→ **Task instructions**: Find each line of the entries with the string "Shift", please, and copy it.

→ **Extracted entries**:
□ □ □ □ □
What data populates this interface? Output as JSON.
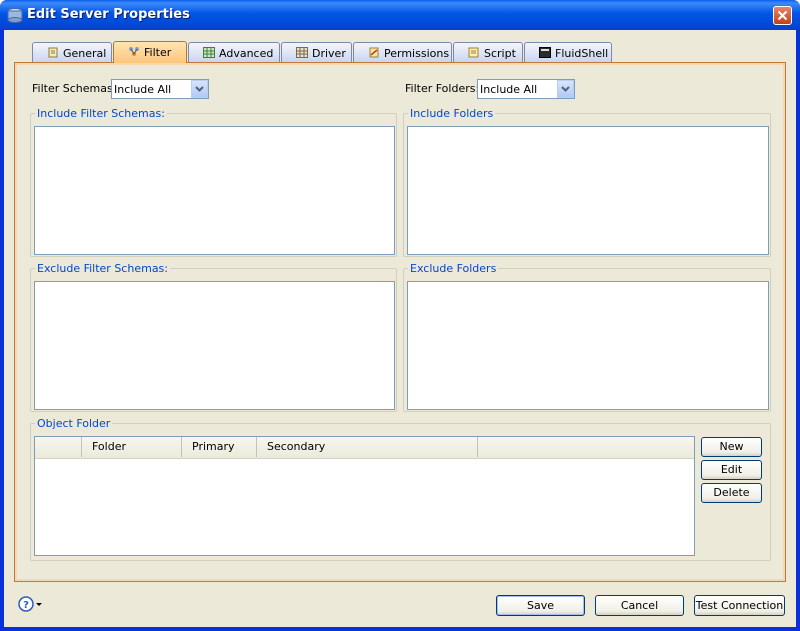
{
  "window": {
    "title": "Edit Server Properties"
  },
  "tabs": [
    {
      "label": "General",
      "icon": "general-icon"
    },
    {
      "label": "Filter",
      "icon": "filter-icon",
      "selected": true
    },
    {
      "label": "Advanced",
      "icon": "advanced-grid-icon"
    },
    {
      "label": "Driver",
      "icon": "driver-grid-icon"
    },
    {
      "label": "Permissions",
      "icon": "permissions-icon"
    },
    {
      "label": "Script",
      "icon": "script-icon"
    },
    {
      "label": "FluidShell",
      "icon": "fluidshell-icon"
    }
  ],
  "filter": {
    "schemas_label": "Filter Schemas:",
    "schemas_value": "Include All",
    "folders_label": "Filter Folders:",
    "folders_value": "Include All"
  },
  "groups": {
    "include_schemas": "Include Filter Schemas:",
    "include_folders": "Include Folders",
    "exclude_schemas": "Exclude Filter Schemas:",
    "exclude_folders": "Exclude Folders",
    "object_folder": "Object Folder"
  },
  "object_table": {
    "columns": [
      "Folder",
      "Primary",
      "Secondary"
    ],
    "rows": []
  },
  "object_buttons": {
    "new": "New",
    "edit": "Edit",
    "delete": "Delete"
  },
  "footer": {
    "save": "Save",
    "cancel": "Cancel",
    "test": "Test Connection"
  },
  "colors": {
    "titlebar": "#0055e5",
    "selected_tab": "#fdc67e",
    "group_title": "#0046d5",
    "panel_border": "#c2783a"
  }
}
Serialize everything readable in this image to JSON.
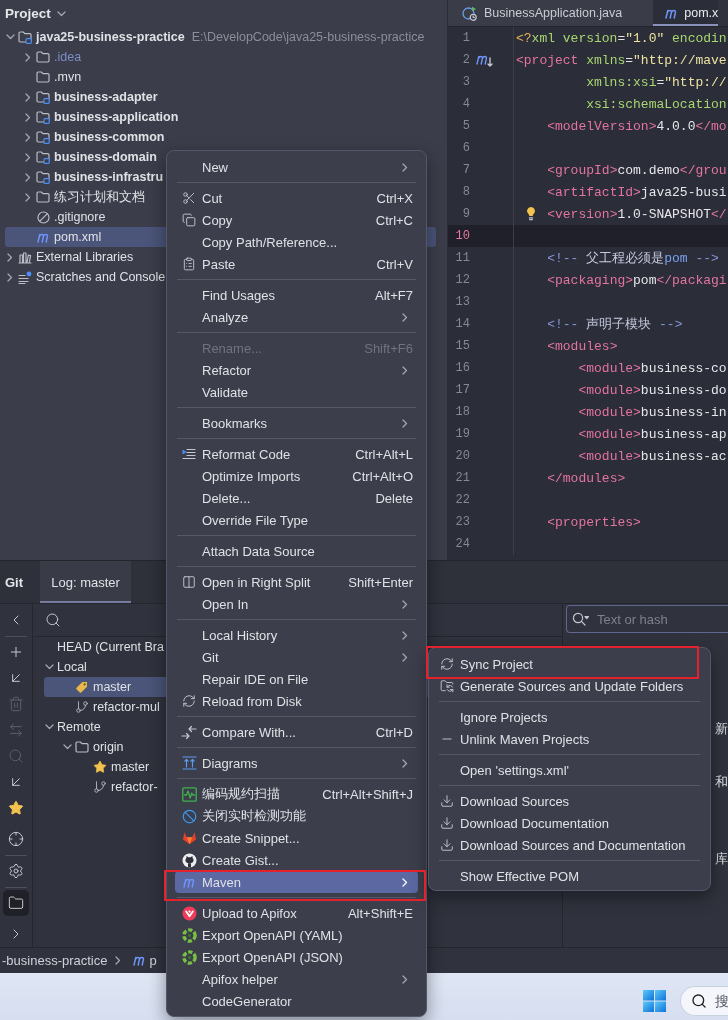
{
  "project_panel": {
    "title": "Project",
    "tree": [
      {
        "label": "java25-business-practice",
        "path": "E:\\DevelopCode\\java25-business-practice",
        "kind": "module",
        "expanded": true,
        "selected": false,
        "children": [
          {
            "label": ".idea",
            "kind": "excluded-folder",
            "expanded": false,
            "selected": false
          },
          {
            "label": ".mvn",
            "kind": "folder",
            "selected": false
          },
          {
            "label": "business-adapter",
            "kind": "module",
            "expanded": false,
            "selected": false
          },
          {
            "label": "business-application",
            "kind": "module",
            "expanded": false,
            "selected": false
          },
          {
            "label": "business-common",
            "kind": "module",
            "expanded": false,
            "selected": false
          },
          {
            "label": "business-domain",
            "kind": "module",
            "expanded": false,
            "selected": false
          },
          {
            "label": "business-infrastru",
            "kind": "module",
            "expanded": false,
            "selected": false
          },
          {
            "label": "练习计划和文档",
            "kind": "folder",
            "expanded": false,
            "selected": false
          },
          {
            "label": ".gitignore",
            "kind": "ignore-file",
            "selected": false
          },
          {
            "label": "pom.xml",
            "kind": "maven-file",
            "selected": true
          }
        ]
      },
      {
        "label": "External Libraries",
        "kind": "libraries",
        "expanded": false,
        "selected": false
      },
      {
        "label": "Scratches and Console",
        "kind": "scratches",
        "expanded": false,
        "selected": false
      }
    ]
  },
  "editor": {
    "tabs": [
      {
        "label": "BusinessApplication.java",
        "kind": "java",
        "selected": false
      },
      {
        "label": "pom.x",
        "kind": "maven",
        "selected": true
      }
    ],
    "lines": [
      {
        "number": "1",
        "current": false,
        "tokens": [
          {
            "kind": "pi",
            "text": "<?"
          },
          {
            "kind": "attr",
            "text": "xml version"
          },
          {
            "kind": "punct",
            "text": "="
          },
          {
            "kind": "value",
            "text": "\"1.0\""
          },
          {
            "kind": "attr",
            "text": " encodin"
          }
        ]
      },
      {
        "number": "2",
        "current": false,
        "tokens": [
          {
            "kind": "tag",
            "text": "<project"
          },
          {
            "kind": "attr",
            "text": " xmlns"
          },
          {
            "kind": "punct",
            "text": "="
          },
          {
            "kind": "value",
            "text": "\"http://mave"
          }
        ]
      },
      {
        "number": "3",
        "current": false,
        "tokens": [
          {
            "kind": "attr",
            "text": "         xmlns:xsi"
          },
          {
            "kind": "punct",
            "text": "="
          },
          {
            "kind": "value",
            "text": "\"http://"
          }
        ]
      },
      {
        "number": "4",
        "current": false,
        "tokens": [
          {
            "kind": "attr",
            "text": "         xsi:schemaLocation"
          }
        ]
      },
      {
        "number": "5",
        "current": false,
        "tokens": [
          {
            "kind": "tag",
            "text": "    <modelVersion>"
          },
          {
            "kind": "text",
            "text": "4.0.0"
          },
          {
            "kind": "tag",
            "text": "</mo"
          }
        ]
      },
      {
        "number": "6",
        "current": false
      },
      {
        "number": "7",
        "current": false,
        "tokens": [
          {
            "kind": "tag",
            "text": "    <groupId>"
          },
          {
            "kind": "text",
            "text": "com.demo"
          },
          {
            "kind": "tag",
            "text": "</grou"
          }
        ]
      },
      {
        "number": "8",
        "current": false,
        "tokens": [
          {
            "kind": "tag",
            "text": "    <artifactId>"
          },
          {
            "kind": "text",
            "text": "java25-busi"
          }
        ]
      },
      {
        "number": "9",
        "current": false,
        "tokens": [
          {
            "kind": "tag",
            "text": "    <version>"
          },
          {
            "kind": "text",
            "text": "1.0-SNAPSHOT"
          },
          {
            "kind": "tag",
            "text": "</"
          }
        ]
      },
      {
        "number": "10",
        "current": true
      },
      {
        "number": "11",
        "current": false,
        "tokens": [
          {
            "kind": "comment",
            "text": "    <!-- "
          },
          {
            "kind": "comment-text",
            "text": "父工程必须是"
          },
          {
            "kind": "comment-keyword",
            "text": "pom"
          },
          {
            "kind": "comment",
            "text": " -->"
          }
        ]
      },
      {
        "number": "12",
        "current": false,
        "tokens": [
          {
            "kind": "tag",
            "text": "    <packaging>"
          },
          {
            "kind": "text",
            "text": "pom"
          },
          {
            "kind": "tag",
            "text": "</packagi"
          }
        ]
      },
      {
        "number": "13",
        "current": false
      },
      {
        "number": "14",
        "current": false,
        "tokens": [
          {
            "kind": "comment",
            "text": "    <!-- "
          },
          {
            "kind": "comment-text",
            "text": "声明子模块"
          },
          {
            "kind": "comment",
            "text": " -->"
          }
        ]
      },
      {
        "number": "15",
        "current": false,
        "tokens": [
          {
            "kind": "tag",
            "text": "    <modules>"
          }
        ]
      },
      {
        "number": "16",
        "current": false,
        "tokens": [
          {
            "kind": "tag",
            "text": "        <module>"
          },
          {
            "kind": "text",
            "text": "business-co"
          }
        ]
      },
      {
        "number": "17",
        "current": false,
        "tokens": [
          {
            "kind": "tag",
            "text": "        <module>"
          },
          {
            "kind": "text",
            "text": "business-do"
          }
        ]
      },
      {
        "number": "18",
        "current": false,
        "tokens": [
          {
            "kind": "tag",
            "text": "        <module>"
          },
          {
            "kind": "text",
            "text": "business-in"
          }
        ]
      },
      {
        "number": "19",
        "current": false,
        "tokens": [
          {
            "kind": "tag",
            "text": "        <module>"
          },
          {
            "kind": "text",
            "text": "business-ap"
          }
        ]
      },
      {
        "number": "20",
        "current": false,
        "tokens": [
          {
            "kind": "tag",
            "text": "        <module>"
          },
          {
            "kind": "text",
            "text": "business-ac"
          }
        ]
      },
      {
        "number": "21",
        "current": false,
        "tokens": [
          {
            "kind": "tag",
            "text": "    </modules>"
          }
        ]
      },
      {
        "number": "22",
        "current": false
      },
      {
        "number": "23",
        "current": false,
        "tokens": [
          {
            "kind": "tag",
            "text": "    <properties>"
          }
        ]
      },
      {
        "number": "24",
        "current": false
      }
    ]
  },
  "git_panel": {
    "title": "Git",
    "tabs": [
      {
        "label": "Log: master",
        "selected": true
      }
    ],
    "toolbar": [
      [
        {
          "kind": "collapse",
          "disabled": false,
          "selected": false
        }
      ],
      [
        {
          "kind": "add",
          "disabled": false,
          "selected": false
        },
        {
          "kind": "checkout",
          "disabled": false,
          "selected": false
        },
        {
          "kind": "delete",
          "disabled": true,
          "selected": false
        },
        {
          "kind": "compare",
          "disabled": true,
          "selected": false
        },
        {
          "kind": "search",
          "disabled": true,
          "selected": false
        },
        {
          "kind": "update",
          "disabled": false,
          "selected": false
        },
        {
          "kind": "favorite",
          "disabled": false,
          "selected": false
        },
        {
          "kind": "locate",
          "disabled": false,
          "selected": false
        }
      ],
      [
        {
          "kind": "settings",
          "disabled": false,
          "selected": false
        }
      ],
      [
        {
          "kind": "branches",
          "disabled": false,
          "selected": true
        },
        {
          "kind": "expand",
          "disabled": false,
          "selected": false
        }
      ]
    ],
    "branches": [
      {
        "label": "HEAD (Current Bra",
        "selected": false
      },
      {
        "label": "Local",
        "expanded": true,
        "selected": false,
        "children": [
          {
            "label": "master",
            "kind": "current-branch",
            "selected": true
          },
          {
            "label": "refactor-mul",
            "kind": "branch",
            "selected": false
          }
        ]
      },
      {
        "label": "Remote",
        "expanded": true,
        "selected": false,
        "children": [
          {
            "label": "origin",
            "kind": "remote",
            "expanded": true,
            "selected": false,
            "children": [
              {
                "label": "master",
                "kind": "favorite-branch",
                "selected": false
              },
              {
                "label": "refactor-",
                "kind": "branch",
                "selected": false
              }
            ]
          }
        ]
      }
    ],
    "log_search": {
      "placeholder": "Text or hash"
    },
    "log_fragments": [
      "新",
      "和",
      "库"
    ]
  },
  "context_menu": {
    "sections": [
      [
        {
          "label": "New",
          "submenu": true,
          "disabled": false,
          "selected": false
        }
      ],
      [
        {
          "label": "Cut",
          "shortcut": "Ctrl+X",
          "submenu": false,
          "disabled": false,
          "selected": false
        },
        {
          "label": "Copy",
          "shortcut": "Ctrl+C",
          "submenu": false,
          "disabled": false,
          "selected": false
        },
        {
          "label": "Copy Path/Reference...",
          "submenu": false,
          "disabled": false,
          "selected": false
        },
        {
          "label": "Paste",
          "shortcut": "Ctrl+V",
          "submenu": false,
          "disabled": false,
          "selected": false
        }
      ],
      [
        {
          "label": "Find Usages",
          "shortcut": "Alt+F7",
          "submenu": false,
          "disabled": false,
          "selected": false
        },
        {
          "label": "Analyze",
          "submenu": true,
          "disabled": false,
          "selected": false
        }
      ],
      [
        {
          "label": "Rename...",
          "shortcut": "Shift+F6",
          "submenu": false,
          "disabled": true,
          "selected": false
        },
        {
          "label": "Refactor",
          "submenu": true,
          "disabled": false,
          "selected": false
        },
        {
          "label": "Validate",
          "submenu": false,
          "disabled": false,
          "selected": false
        }
      ],
      [
        {
          "label": "Bookmarks",
          "submenu": true,
          "disabled": false,
          "selected": false
        }
      ],
      [
        {
          "label": "Reformat Code",
          "shortcut": "Ctrl+Alt+L",
          "submenu": false,
          "disabled": false,
          "selected": false
        },
        {
          "label": "Optimize Imports",
          "shortcut": "Ctrl+Alt+O",
          "submenu": false,
          "disabled": false,
          "selected": false
        },
        {
          "label": "Delete...",
          "shortcut": "Delete",
          "submenu": false,
          "disabled": false,
          "selected": false
        },
        {
          "label": "Override File Type",
          "submenu": false,
          "disabled": false,
          "selected": false
        }
      ],
      [
        {
          "label": "Attach Data Source",
          "submenu": false,
          "disabled": false,
          "selected": false
        }
      ],
      [
        {
          "label": "Open in Right Split",
          "shortcut": "Shift+Enter",
          "submenu": false,
          "disabled": false,
          "selected": false
        },
        {
          "label": "Open In",
          "submenu": true,
          "disabled": false,
          "selected": false
        }
      ],
      [
        {
          "label": "Local History",
          "submenu": true,
          "disabled": false,
          "selected": false
        },
        {
          "label": "Git",
          "submenu": true,
          "disabled": false,
          "selected": false
        },
        {
          "label": "Repair IDE on File",
          "submenu": false,
          "disabled": false,
          "selected": false
        },
        {
          "label": "Reload from Disk",
          "submenu": false,
          "disabled": false,
          "selected": false
        }
      ],
      [
        {
          "label": "Compare With...",
          "shortcut": "Ctrl+D",
          "submenu": false,
          "disabled": false,
          "selected": false
        }
      ],
      [
        {
          "label": "Diagrams",
          "submenu": true,
          "disabled": false,
          "selected": false
        }
      ],
      [
        {
          "label": "编码规约扫描",
          "shortcut": "Ctrl+Alt+Shift+J",
          "submenu": false,
          "disabled": false,
          "selected": false
        },
        {
          "label": "关闭实时检测功能",
          "submenu": false,
          "disabled": false,
          "selected": false
        },
        {
          "label": "Create Snippet...",
          "submenu": false,
          "disabled": false,
          "selected": false
        },
        {
          "label": "Create Gist...",
          "submenu": false,
          "disabled": false,
          "selected": false
        },
        {
          "label": "Maven",
          "submenu": true,
          "disabled": false,
          "selected": true
        }
      ],
      [
        {
          "label": "Upload to Apifox",
          "shortcut": "Alt+Shift+E",
          "submenu": false,
          "disabled": false,
          "selected": false
        },
        {
          "label": "Export OpenAPI (YAML)",
          "submenu": false,
          "disabled": false,
          "selected": false
        },
        {
          "label": "Export OpenAPI (JSON)",
          "submenu": false,
          "disabled": false,
          "selected": false
        },
        {
          "label": "Apifox helper",
          "submenu": true,
          "disabled": false,
          "selected": false
        },
        {
          "label": "CodeGenerator",
          "submenu": false,
          "disabled": false,
          "selected": false
        }
      ]
    ]
  },
  "maven_submenu": {
    "sections": [
      [
        {
          "label": "Sync Project",
          "submenu": false,
          "disabled": false,
          "selected": false
        },
        {
          "label": "Generate Sources and Update Folders",
          "submenu": false,
          "disabled": false,
          "selected": false
        }
      ],
      [
        {
          "label": "Ignore Projects",
          "submenu": false,
          "disabled": false,
          "selected": false
        },
        {
          "label": "Unlink Maven Projects",
          "submenu": false,
          "disabled": false,
          "selected": false
        }
      ],
      [
        {
          "label": "Open 'settings.xml'",
          "submenu": false,
          "disabled": false,
          "selected": false
        }
      ],
      [
        {
          "label": "Download Sources",
          "submenu": false,
          "disabled": false,
          "selected": false
        },
        {
          "label": "Download Documentation",
          "submenu": false,
          "disabled": false,
          "selected": false
        },
        {
          "label": "Download Sources and Documentation",
          "submenu": false,
          "disabled": false,
          "selected": false
        }
      ],
      [
        {
          "label": "Show Effective POM",
          "submenu": false,
          "disabled": false,
          "selected": false
        }
      ]
    ]
  },
  "status_bar": {
    "breadcrumbs": [
      {
        "label": "-business-practice",
        "kind": "folder"
      },
      {
        "label": "p",
        "kind": "maven"
      }
    ]
  },
  "taskbar": {
    "search": {
      "placeholder": "搜"
    }
  }
}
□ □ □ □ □
→ **Reply to the task**:
          "shortcut": "Shift+F6",
          "shortcut": "Shift+Enter",
          "shortcut": "Ctrl+Alt+Shift+J",
          "shortcut": "Alt+Shift+E",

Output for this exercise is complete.